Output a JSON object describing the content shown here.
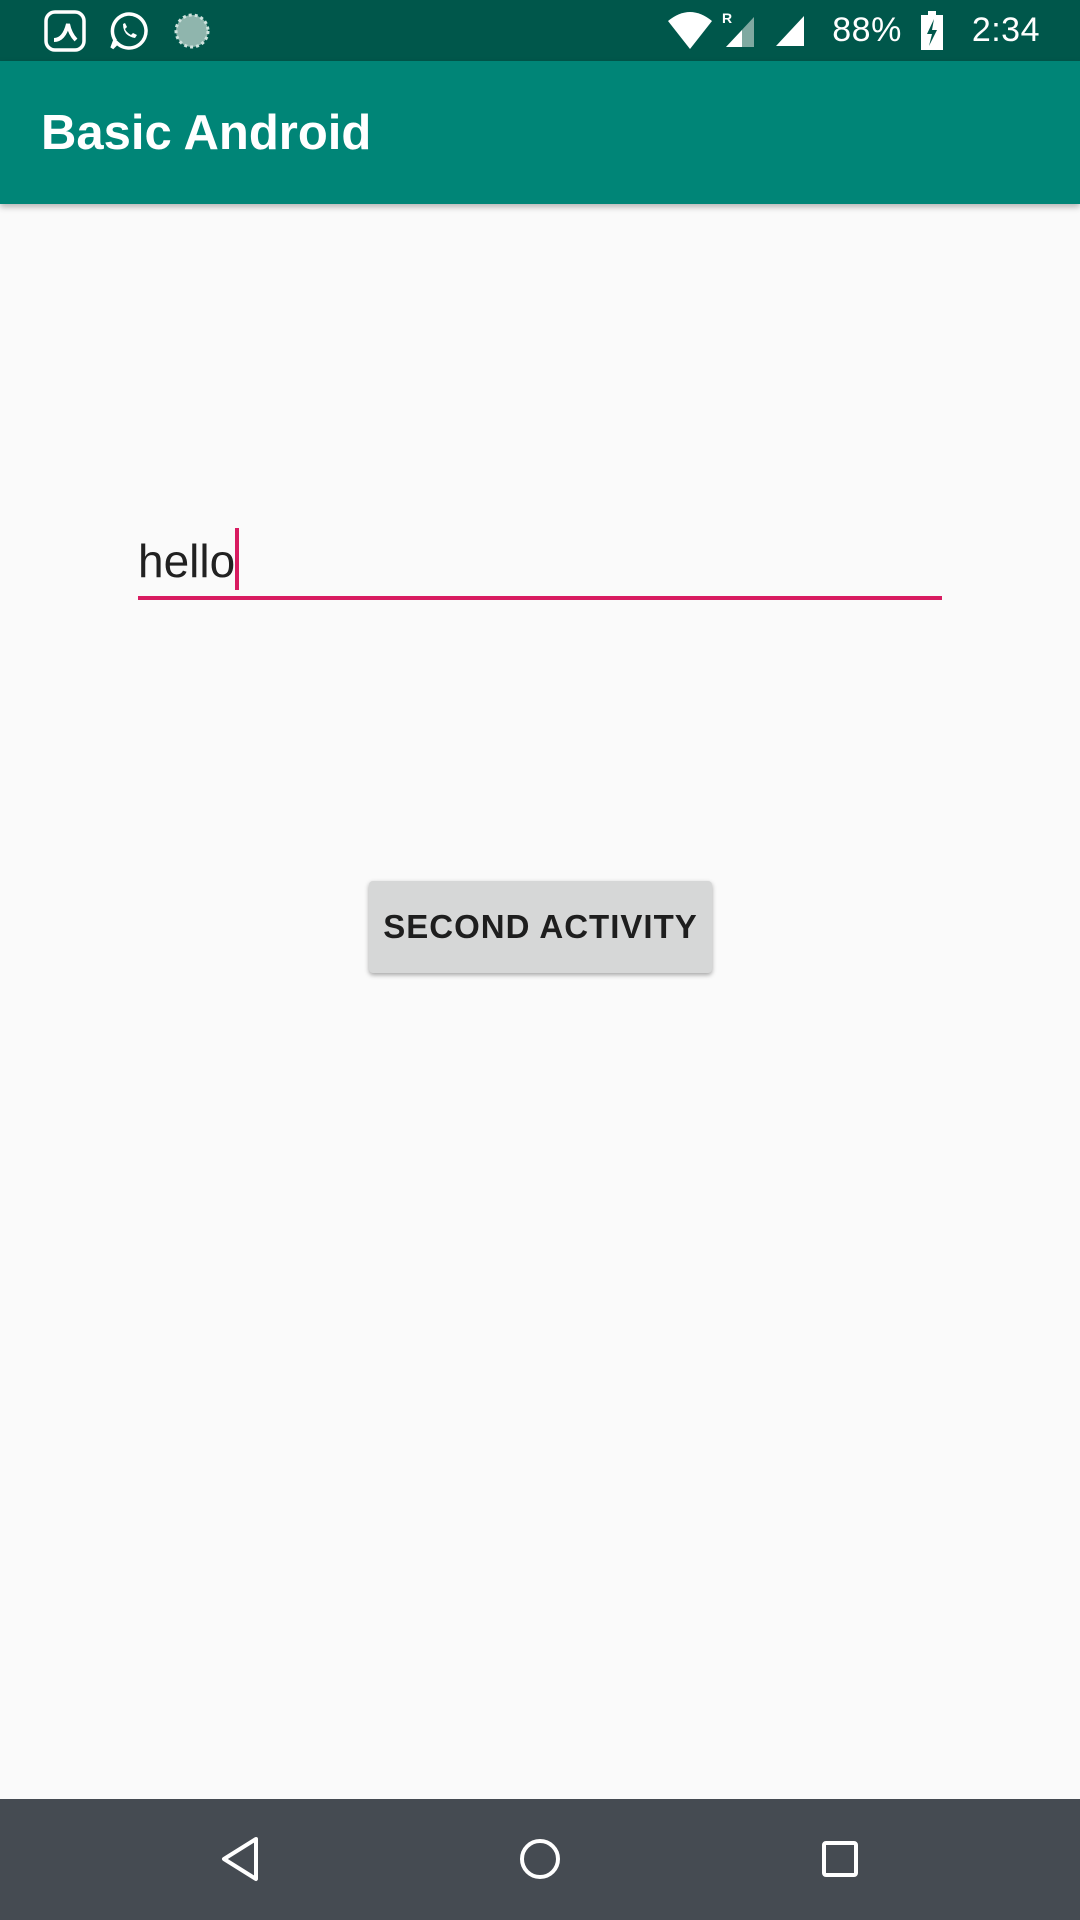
{
  "status_bar": {
    "left_icons": [
      "saavn-icon",
      "whatsapp-icon",
      "sync-icon"
    ],
    "battery_percent": "88%",
    "time": "2:34",
    "background_color": "#00574b"
  },
  "app_bar": {
    "title": "Basic Android",
    "background_color": "#008577"
  },
  "main": {
    "edit_text": {
      "value": "hello",
      "underline_color": "#d81b60"
    },
    "button_label": "SECOND ACTIVITY"
  },
  "nav_bar": {
    "buttons": [
      "back-icon",
      "home-icon",
      "recents-icon"
    ]
  }
}
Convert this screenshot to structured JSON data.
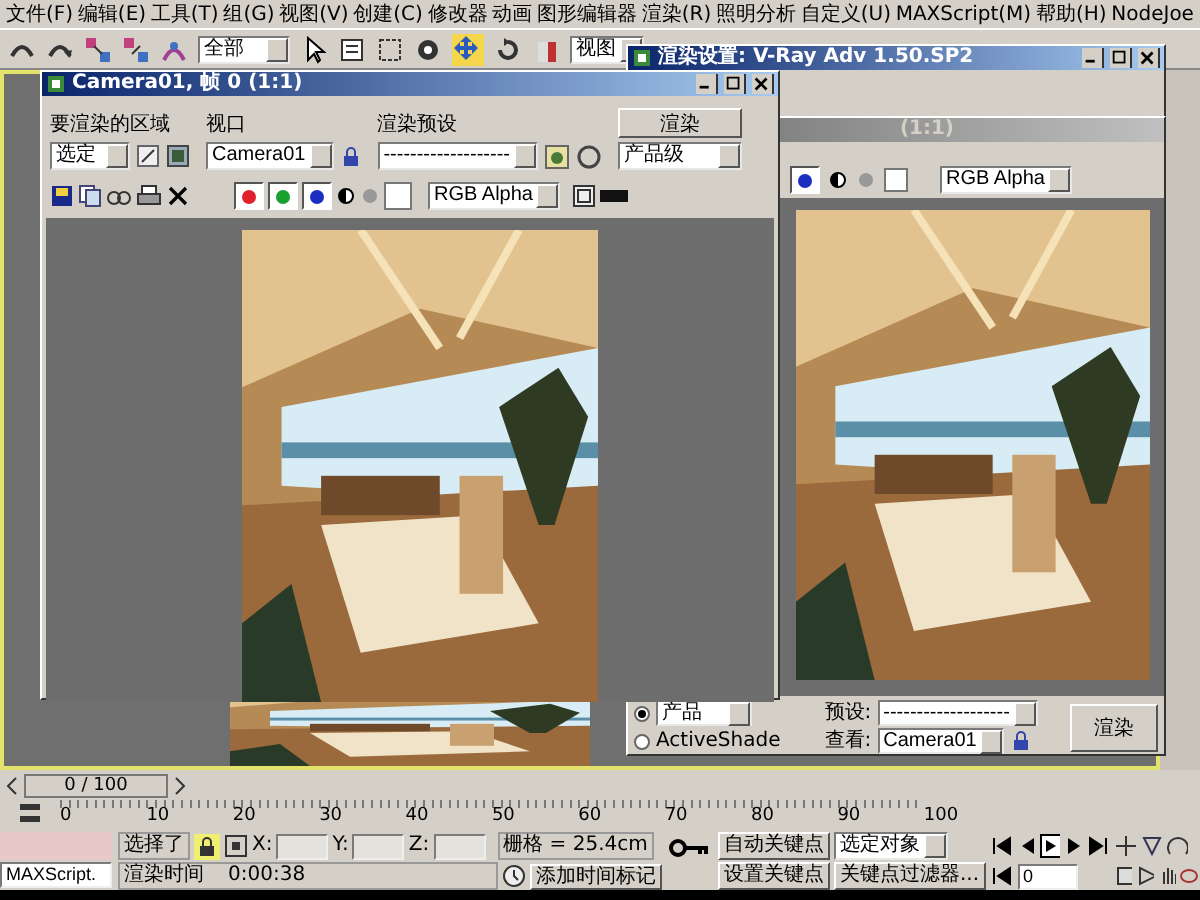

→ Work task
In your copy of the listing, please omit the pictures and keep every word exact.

→ Exercise response
Output a JSON object describing the content shown here.
{
  "status_bar": {
    "left_icons": [
      "saavn-icon",
      "whatsapp-icon",
      "sync-icon"
    ],
    "battery_percent": "88%",
    "time": "2:34",
    "background_color": "#00574b"
  },
  "app_bar": {
    "title": "Basic Android",
    "background_color": "#008577"
  },
  "main": {
    "edit_text": {
      "value": "hello",
      "underline_color": "#d81b60"
    },
    "button_label": "SECOND ACTIVITY"
  },
  "nav_bar": {
    "buttons": [
      "back-icon",
      "home-icon",
      "recents-icon"
    ]
  }
}
Convert this screenshot to structured JSON data.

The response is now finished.